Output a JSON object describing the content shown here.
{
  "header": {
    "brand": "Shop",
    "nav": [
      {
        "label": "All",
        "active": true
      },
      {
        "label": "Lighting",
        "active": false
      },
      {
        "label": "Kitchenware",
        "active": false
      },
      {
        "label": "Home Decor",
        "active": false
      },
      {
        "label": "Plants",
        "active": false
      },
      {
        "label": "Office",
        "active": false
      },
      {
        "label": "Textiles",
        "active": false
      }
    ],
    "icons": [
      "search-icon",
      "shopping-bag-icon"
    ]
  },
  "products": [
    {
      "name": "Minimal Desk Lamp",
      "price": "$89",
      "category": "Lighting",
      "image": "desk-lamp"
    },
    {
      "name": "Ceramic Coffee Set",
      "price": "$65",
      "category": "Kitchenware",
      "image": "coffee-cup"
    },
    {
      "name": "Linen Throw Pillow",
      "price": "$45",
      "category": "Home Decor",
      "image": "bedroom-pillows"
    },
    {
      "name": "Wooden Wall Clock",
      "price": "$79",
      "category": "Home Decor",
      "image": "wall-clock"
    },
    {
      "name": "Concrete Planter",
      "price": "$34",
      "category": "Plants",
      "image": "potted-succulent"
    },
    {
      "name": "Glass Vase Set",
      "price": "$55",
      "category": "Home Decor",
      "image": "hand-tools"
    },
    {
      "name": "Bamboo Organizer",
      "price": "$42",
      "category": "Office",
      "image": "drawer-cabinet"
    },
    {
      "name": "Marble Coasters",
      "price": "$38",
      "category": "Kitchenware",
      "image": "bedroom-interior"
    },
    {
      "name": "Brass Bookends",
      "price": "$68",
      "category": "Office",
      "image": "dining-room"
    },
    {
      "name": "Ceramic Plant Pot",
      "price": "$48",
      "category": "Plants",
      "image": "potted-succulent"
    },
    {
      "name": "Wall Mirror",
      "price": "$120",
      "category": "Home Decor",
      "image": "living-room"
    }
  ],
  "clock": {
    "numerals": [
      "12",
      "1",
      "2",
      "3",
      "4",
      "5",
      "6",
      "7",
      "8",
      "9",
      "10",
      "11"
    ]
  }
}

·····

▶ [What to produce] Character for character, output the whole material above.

▶ [Solved problem]
Output a JSON object describing the content shown here.
{
  "header": {
    "brand": "Shop",
    "nav": [
      {
        "label": "All",
        "active": true
      },
      {
        "label": "Lighting",
        "active": false
      },
      {
        "label": "Kitchenware",
        "active": false
      },
      {
        "label": "Home Decor",
        "active": false
      },
      {
        "label": "Plants",
        "active": false
      },
      {
        "label": "Office",
        "active": false
      },
      {
        "label": "Textiles",
        "active": false
      }
    ],
    "icons": [
      "search-icon",
      "shopping-bag-icon"
    ]
  },
  "products": [
    {
      "name": "Minimal Desk Lamp",
      "price": "$89",
      "category": "Lighting",
      "image": "desk-lamp"
    },
    {
      "name": "Ceramic Coffee Set",
      "price": "$65",
      "category": "Kitchenware",
      "image": "coffee-cup"
    },
    {
      "name": "Linen Throw Pillow",
      "price": "$45",
      "category": "Home Decor",
      "image": "bedroom-pillows"
    },
    {
      "name": "Wooden Wall Clock",
      "price": "$79",
      "category": "Home Decor",
      "image": "wall-clock"
    },
    {
      "name": "Concrete Planter",
      "price": "$34",
      "category": "Plants",
      "image": "potted-succulent"
    },
    {
      "name": "Glass Vase Set",
      "price": "$55",
      "category": "Home Decor",
      "image": "hand-tools"
    },
    {
      "name": "Bamboo Organizer",
      "price": "$42",
      "category": "Office",
      "image": "drawer-cabinet"
    },
    {
      "name": "Marble Coasters",
      "price": "$38",
      "category": "Kitchenware",
      "image": "bedroom-interior"
    },
    {
      "name": "Brass Bookends",
      "price": "$68",
      "category": "Office",
      "image": "dining-room"
    },
    {
      "name": "Ceramic Plant Pot",
      "price": "$48",
      "category": "Plants",
      "image": "potted-succulent"
    },
    {
      "name": "Wall Mirror",
      "price": "$120",
      "category": "Home Decor",
      "image": "living-room"
    }
  ],
  "clock": {
    "numerals": [
      "12",
      "1",
      "2",
      "3",
      "4",
      "5",
      "6",
      "7",
      "8",
      "9",
      "10",
      "11"
    ]
  }
}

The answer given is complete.